Essentially, we also get a brief history of the latter 20th century of the world of Watchmen. Manhattan's very existence serves to completely tilt the balance of the Cold War so that it's no longer just a balance between the U.S.A. and the U.S.S.R., instead (as is spelled out in the essay in the back), it's now a ticking time bomb until Russia finally gets fed up and decides to put "America's Superman" to the test by asking him to catch a whole gang of nuclear warheads.
Manhattan has made the whole of humanity obsolete. In a telling scene between the first Nite Owl and Dr. Manhattan at Owl's retirement party, he mentions to Manhattan that he's going to fix cars. Manhattan immediately responds that the new electrical cars he has made possible will be even "simpler" than current automobiles. Poor Hollis Mason, the man is effectively pushed out of two lines of business by Manhattan's arrival, and he seems to be the stand in for everyone.

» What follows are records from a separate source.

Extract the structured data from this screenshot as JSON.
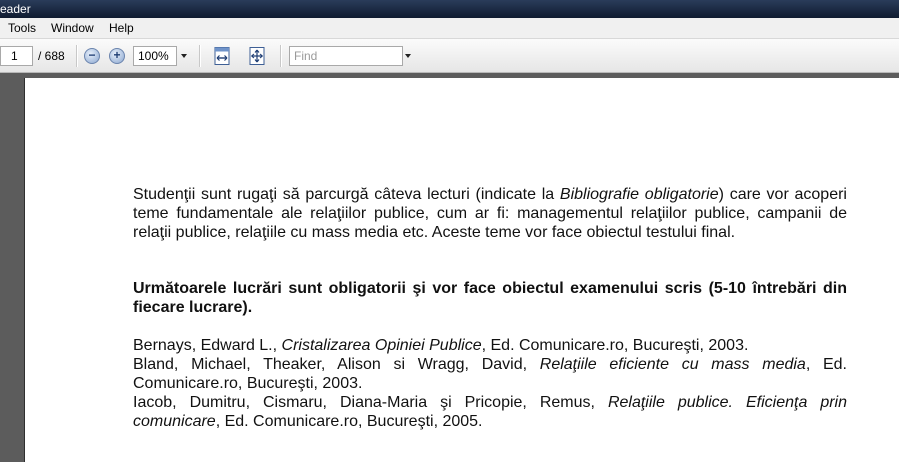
{
  "window": {
    "title": "eader"
  },
  "menu": {
    "items": [
      "Tools",
      "Window",
      "Help"
    ]
  },
  "toolbar": {
    "page_current": "1",
    "page_total": "/ 688",
    "zoom_value": "100%",
    "find_placeholder": "Find",
    "icons": [
      "zoom-out-icon",
      "zoom-in-icon",
      "fit-width-icon",
      "fit-page-icon",
      "dropdown-arrow-icon"
    ]
  },
  "document": {
    "intro": {
      "part1": "Studenţii sunt rugaţi să parcurgă câteva lecturi (indicate la ",
      "italic": "Bibliografie obligatorie",
      "part2": ") care vor acoperi teme fundamentale ale relaţiilor publice, cum ar fi: managementul relaţiilor publice, campanii de relaţii publice, relaţiile cu mass media etc. Aceste teme vor face obiectul testului final."
    },
    "heading": "Următoarele lucrări sunt obligatorii şi vor face obiectul examenului scris (5-10 întrebări din fiecare lucrare).",
    "references": [
      {
        "authors": "Bernays, Edward L., ",
        "title": "Cristalizarea Opiniei Publice",
        "rest": ", Ed. Comunicare.ro, Bucureşti, 2003."
      },
      {
        "authors": "Bland, Michael, Theaker, Alison si Wragg, David, ",
        "title": "Relaţiile eficiente cu mass media",
        "rest": ", Ed. Comunicare.ro, Bucureşti, 2003."
      },
      {
        "authors": "Iacob, Dumitru, Cismaru, Diana-Maria şi Pricopie, Remus, ",
        "title": "Relaţiile publice. Eficienţa prin comunicare",
        "rest": ", Ed. Comunicare.ro, Bucureşti, 2005."
      }
    ]
  }
}
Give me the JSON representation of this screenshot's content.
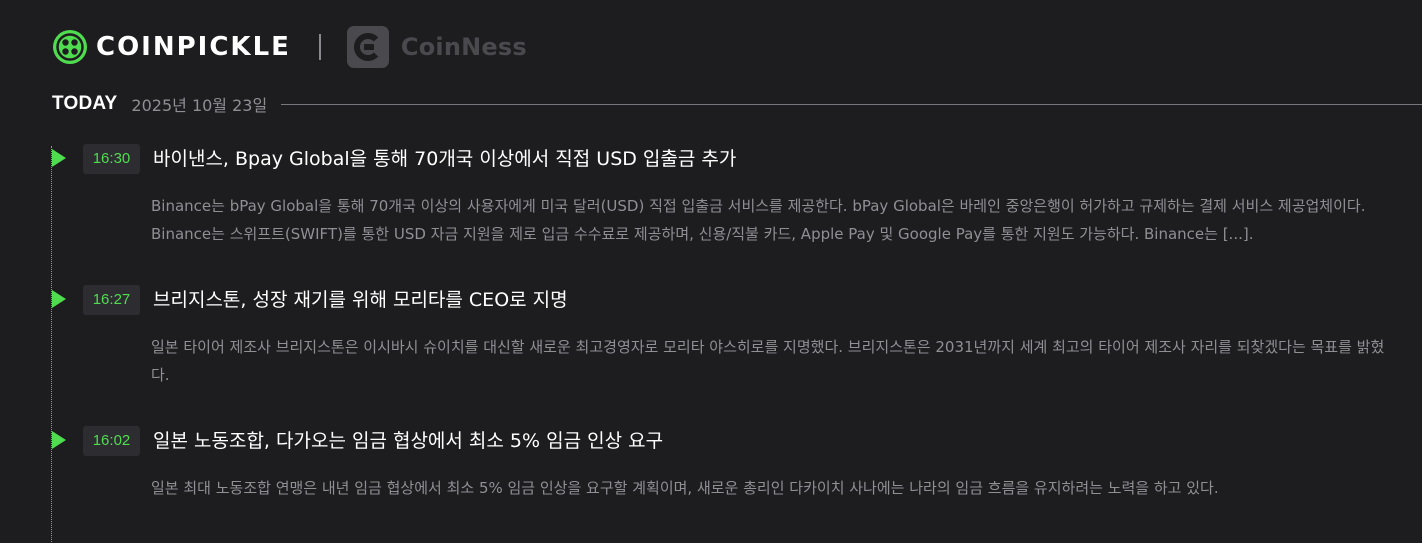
{
  "brand": {
    "primary_name": "COINPICKLE",
    "partner_name": "CoinNess"
  },
  "today": {
    "label": "TODAY",
    "date": "2025년 10월 23일"
  },
  "colors": {
    "background": "#1d1d20",
    "accent_green": "#4fdc4f",
    "badge_bg": "#2d2d31",
    "summary_text": "#8f8f94"
  },
  "news": [
    {
      "time": "16:30",
      "headline": "바이낸스, Bpay Global을 통해 70개국 이상에서 직접 USD 입출금 추가",
      "summary": "Binance는 bPay Global을 통해 70개국 이상의 사용자에게 미국 달러(USD) 직접 입출금 서비스를 제공한다. bPay Global은 바레인 중앙은행이 허가하고 규제하는 결제 서비스 제공업체이다. Binance는 스위프트(SWIFT)를 통한 USD 자금 지원을 제로 입금 수수료로 제공하며, 신용/직불 카드, Apple Pay 및 Google Pay를 통한 지원도 가능하다. Binance는 [...]."
    },
    {
      "time": "16:27",
      "headline": "브리지스톤, 성장 재기를 위해 모리타를 CEO로 지명",
      "summary": "일본 타이어 제조사 브리지스톤은 이시바시 슈이치를 대신할 새로운 최고경영자로 모리타 야스히로를 지명했다. 브리지스톤은 2031년까지 세계 최고의 타이어 제조사 자리를 되찾겠다는 목표를 밝혔다."
    },
    {
      "time": "16:02",
      "headline": "일본 노동조합, 다가오는 임금 협상에서 최소 5% 임금 인상 요구",
      "summary": "일본 최대 노동조합 연맹은 내년 임금 협상에서 최소 5% 임금 인상을 요구할 계획이며, 새로운 총리인 다카이치 사나에는 나라의 임금 흐름을 유지하려는 노력을 하고 있다."
    }
  ]
}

The one thing I question about Dr. Manhattan is that he is most likely the book's biggest tragic figure, since he can see the future and obviously knows both the horrors that are to come, but that he is also powerless to stop fate, but I don't know if he can feel the tragedy in that. It's been shown that he does feel emotion (his outburst of anger when the press turned on him, for one), but while do get overtones of sadness from him, I don't know how he feels about all of this. I'll keep a look out for that as we go along.